EXERCISE — Count how many lines of the data include "doanh". The answer is that number and nothing else.
======== INFORMATION PROVIDED
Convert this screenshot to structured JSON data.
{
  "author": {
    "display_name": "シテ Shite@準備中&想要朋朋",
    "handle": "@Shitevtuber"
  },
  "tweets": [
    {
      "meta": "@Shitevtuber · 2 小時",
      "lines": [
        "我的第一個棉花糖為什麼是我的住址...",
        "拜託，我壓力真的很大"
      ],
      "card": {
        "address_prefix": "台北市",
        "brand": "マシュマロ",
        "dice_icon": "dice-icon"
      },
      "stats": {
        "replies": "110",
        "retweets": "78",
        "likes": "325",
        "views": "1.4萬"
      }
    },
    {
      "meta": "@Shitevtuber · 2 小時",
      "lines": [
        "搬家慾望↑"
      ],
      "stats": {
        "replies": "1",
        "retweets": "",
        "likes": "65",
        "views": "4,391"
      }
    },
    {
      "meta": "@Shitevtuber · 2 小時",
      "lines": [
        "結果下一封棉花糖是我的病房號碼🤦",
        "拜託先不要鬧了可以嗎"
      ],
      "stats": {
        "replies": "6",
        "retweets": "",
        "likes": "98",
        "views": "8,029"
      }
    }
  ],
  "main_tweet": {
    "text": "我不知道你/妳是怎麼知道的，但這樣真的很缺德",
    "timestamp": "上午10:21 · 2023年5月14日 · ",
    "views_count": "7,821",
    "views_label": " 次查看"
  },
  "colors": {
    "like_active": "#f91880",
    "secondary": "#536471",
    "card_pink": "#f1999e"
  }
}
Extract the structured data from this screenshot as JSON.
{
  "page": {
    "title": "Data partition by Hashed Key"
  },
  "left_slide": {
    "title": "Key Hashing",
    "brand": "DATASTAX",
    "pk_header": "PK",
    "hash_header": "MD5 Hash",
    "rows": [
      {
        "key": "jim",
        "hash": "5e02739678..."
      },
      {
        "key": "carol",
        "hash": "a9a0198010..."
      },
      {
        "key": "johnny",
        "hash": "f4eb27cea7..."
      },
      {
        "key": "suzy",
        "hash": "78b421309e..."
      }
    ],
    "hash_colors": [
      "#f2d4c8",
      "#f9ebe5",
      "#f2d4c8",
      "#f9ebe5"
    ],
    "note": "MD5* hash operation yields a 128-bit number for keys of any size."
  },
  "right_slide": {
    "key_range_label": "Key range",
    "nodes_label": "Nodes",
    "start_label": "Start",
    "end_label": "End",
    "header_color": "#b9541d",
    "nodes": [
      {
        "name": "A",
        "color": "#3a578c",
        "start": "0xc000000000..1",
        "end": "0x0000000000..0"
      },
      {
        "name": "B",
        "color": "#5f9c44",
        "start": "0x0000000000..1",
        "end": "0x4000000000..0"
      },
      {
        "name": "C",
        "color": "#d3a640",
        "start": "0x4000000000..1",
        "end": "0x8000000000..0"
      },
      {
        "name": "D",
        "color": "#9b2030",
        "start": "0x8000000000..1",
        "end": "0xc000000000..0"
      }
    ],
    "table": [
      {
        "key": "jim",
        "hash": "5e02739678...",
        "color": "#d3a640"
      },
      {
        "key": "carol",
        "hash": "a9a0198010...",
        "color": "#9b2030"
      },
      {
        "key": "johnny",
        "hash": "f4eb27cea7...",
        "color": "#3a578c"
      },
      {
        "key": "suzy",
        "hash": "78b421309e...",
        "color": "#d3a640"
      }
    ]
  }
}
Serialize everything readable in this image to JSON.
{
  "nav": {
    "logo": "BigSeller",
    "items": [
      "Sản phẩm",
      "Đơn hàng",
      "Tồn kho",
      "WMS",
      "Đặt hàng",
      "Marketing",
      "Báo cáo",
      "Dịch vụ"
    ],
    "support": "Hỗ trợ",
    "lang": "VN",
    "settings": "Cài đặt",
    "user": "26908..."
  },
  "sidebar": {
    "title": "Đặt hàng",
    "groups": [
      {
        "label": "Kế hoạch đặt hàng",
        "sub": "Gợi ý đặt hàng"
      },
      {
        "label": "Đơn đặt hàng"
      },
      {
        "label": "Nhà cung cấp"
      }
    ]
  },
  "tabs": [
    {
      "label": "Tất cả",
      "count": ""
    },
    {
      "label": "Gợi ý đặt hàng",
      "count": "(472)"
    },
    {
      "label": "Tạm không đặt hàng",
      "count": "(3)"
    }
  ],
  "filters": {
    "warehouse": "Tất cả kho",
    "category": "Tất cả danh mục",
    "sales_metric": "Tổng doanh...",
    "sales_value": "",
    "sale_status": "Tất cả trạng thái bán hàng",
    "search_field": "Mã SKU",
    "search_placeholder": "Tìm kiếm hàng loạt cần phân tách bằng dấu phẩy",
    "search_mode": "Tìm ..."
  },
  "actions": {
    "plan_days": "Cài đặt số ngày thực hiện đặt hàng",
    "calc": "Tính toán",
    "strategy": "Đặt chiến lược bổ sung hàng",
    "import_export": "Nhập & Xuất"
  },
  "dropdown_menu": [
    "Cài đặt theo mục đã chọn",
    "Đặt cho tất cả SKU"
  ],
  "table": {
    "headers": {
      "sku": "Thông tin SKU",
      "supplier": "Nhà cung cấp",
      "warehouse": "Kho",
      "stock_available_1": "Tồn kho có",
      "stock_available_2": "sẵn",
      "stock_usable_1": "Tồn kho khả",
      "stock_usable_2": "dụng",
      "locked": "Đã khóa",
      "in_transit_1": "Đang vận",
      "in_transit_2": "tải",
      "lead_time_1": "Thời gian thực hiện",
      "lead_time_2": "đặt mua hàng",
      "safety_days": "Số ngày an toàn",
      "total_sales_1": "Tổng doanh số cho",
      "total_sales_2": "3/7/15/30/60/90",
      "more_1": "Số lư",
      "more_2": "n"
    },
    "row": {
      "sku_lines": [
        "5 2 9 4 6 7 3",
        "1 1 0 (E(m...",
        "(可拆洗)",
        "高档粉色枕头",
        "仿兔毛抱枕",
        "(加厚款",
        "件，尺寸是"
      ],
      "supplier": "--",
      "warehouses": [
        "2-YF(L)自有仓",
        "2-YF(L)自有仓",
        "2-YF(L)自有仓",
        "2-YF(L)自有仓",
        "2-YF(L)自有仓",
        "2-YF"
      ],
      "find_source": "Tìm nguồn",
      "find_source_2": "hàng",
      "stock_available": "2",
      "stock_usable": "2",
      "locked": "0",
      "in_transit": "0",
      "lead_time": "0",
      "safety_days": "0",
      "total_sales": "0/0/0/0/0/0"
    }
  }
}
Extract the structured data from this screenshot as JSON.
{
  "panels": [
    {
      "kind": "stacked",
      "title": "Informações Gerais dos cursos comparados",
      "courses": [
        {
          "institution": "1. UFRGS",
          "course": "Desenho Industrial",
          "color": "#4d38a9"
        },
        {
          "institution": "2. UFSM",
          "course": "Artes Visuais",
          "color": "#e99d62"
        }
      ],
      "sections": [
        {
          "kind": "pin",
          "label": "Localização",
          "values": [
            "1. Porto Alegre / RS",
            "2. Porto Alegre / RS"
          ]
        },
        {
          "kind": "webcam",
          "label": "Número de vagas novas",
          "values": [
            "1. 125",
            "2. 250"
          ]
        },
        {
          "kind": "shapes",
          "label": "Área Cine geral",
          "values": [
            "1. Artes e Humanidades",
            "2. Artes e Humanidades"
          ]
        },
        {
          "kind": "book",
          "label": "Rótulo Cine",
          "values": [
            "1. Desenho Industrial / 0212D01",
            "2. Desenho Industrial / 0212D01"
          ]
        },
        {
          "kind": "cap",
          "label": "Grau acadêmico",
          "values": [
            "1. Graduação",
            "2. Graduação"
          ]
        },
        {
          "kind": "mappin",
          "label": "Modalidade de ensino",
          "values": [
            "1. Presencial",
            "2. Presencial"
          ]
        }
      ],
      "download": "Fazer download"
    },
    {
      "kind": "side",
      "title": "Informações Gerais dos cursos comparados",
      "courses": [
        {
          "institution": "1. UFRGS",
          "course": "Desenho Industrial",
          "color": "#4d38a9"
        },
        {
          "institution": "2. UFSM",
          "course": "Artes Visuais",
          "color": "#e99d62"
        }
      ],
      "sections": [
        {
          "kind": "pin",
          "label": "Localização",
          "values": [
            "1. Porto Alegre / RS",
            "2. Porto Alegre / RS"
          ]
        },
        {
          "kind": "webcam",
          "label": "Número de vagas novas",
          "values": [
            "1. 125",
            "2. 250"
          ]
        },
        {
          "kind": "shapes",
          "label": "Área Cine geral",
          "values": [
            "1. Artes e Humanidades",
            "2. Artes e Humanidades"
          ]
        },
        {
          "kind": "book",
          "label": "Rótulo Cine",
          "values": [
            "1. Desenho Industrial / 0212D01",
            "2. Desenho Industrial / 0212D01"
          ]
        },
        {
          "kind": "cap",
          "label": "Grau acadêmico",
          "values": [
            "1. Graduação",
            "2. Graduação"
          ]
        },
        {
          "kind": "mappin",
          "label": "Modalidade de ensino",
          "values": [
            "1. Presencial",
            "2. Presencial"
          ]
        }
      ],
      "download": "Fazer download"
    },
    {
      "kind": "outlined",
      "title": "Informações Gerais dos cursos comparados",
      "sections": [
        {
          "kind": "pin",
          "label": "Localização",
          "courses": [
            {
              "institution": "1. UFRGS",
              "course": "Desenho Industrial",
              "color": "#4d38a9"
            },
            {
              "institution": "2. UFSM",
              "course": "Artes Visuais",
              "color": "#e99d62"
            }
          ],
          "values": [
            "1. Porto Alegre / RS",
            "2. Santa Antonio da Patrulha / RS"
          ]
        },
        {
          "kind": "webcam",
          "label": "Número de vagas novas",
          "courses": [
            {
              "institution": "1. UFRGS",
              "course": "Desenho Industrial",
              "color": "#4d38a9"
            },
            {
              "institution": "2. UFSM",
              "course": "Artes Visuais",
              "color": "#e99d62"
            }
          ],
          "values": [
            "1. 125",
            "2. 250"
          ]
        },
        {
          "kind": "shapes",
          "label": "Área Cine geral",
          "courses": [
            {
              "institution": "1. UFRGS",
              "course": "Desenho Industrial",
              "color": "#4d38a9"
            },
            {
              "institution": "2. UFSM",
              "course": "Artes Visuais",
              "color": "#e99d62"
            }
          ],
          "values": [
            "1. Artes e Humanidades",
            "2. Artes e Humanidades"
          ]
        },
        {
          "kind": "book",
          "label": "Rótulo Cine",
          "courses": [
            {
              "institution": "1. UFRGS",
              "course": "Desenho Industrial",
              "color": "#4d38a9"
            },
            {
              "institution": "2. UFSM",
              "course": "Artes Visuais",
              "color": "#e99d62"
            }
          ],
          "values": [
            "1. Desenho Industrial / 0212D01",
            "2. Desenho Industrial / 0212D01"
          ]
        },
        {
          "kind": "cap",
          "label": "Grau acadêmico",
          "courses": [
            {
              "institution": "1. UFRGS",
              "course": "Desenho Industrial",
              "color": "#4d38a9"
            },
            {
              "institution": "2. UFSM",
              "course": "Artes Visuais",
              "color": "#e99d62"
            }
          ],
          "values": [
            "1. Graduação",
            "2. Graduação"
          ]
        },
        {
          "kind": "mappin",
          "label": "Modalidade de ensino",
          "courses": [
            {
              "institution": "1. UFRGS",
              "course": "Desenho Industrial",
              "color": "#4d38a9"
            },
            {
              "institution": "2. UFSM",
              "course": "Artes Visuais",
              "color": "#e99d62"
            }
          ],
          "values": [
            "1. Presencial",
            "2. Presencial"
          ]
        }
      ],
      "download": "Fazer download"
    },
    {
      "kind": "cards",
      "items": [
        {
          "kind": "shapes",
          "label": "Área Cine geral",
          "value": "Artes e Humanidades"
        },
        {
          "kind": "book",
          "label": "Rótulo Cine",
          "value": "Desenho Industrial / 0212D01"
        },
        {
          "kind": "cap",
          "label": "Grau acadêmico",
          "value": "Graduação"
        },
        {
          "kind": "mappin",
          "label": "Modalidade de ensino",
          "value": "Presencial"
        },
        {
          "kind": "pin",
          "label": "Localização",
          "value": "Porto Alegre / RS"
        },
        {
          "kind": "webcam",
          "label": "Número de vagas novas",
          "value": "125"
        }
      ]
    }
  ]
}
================
EXERCISE RESPONSE — 2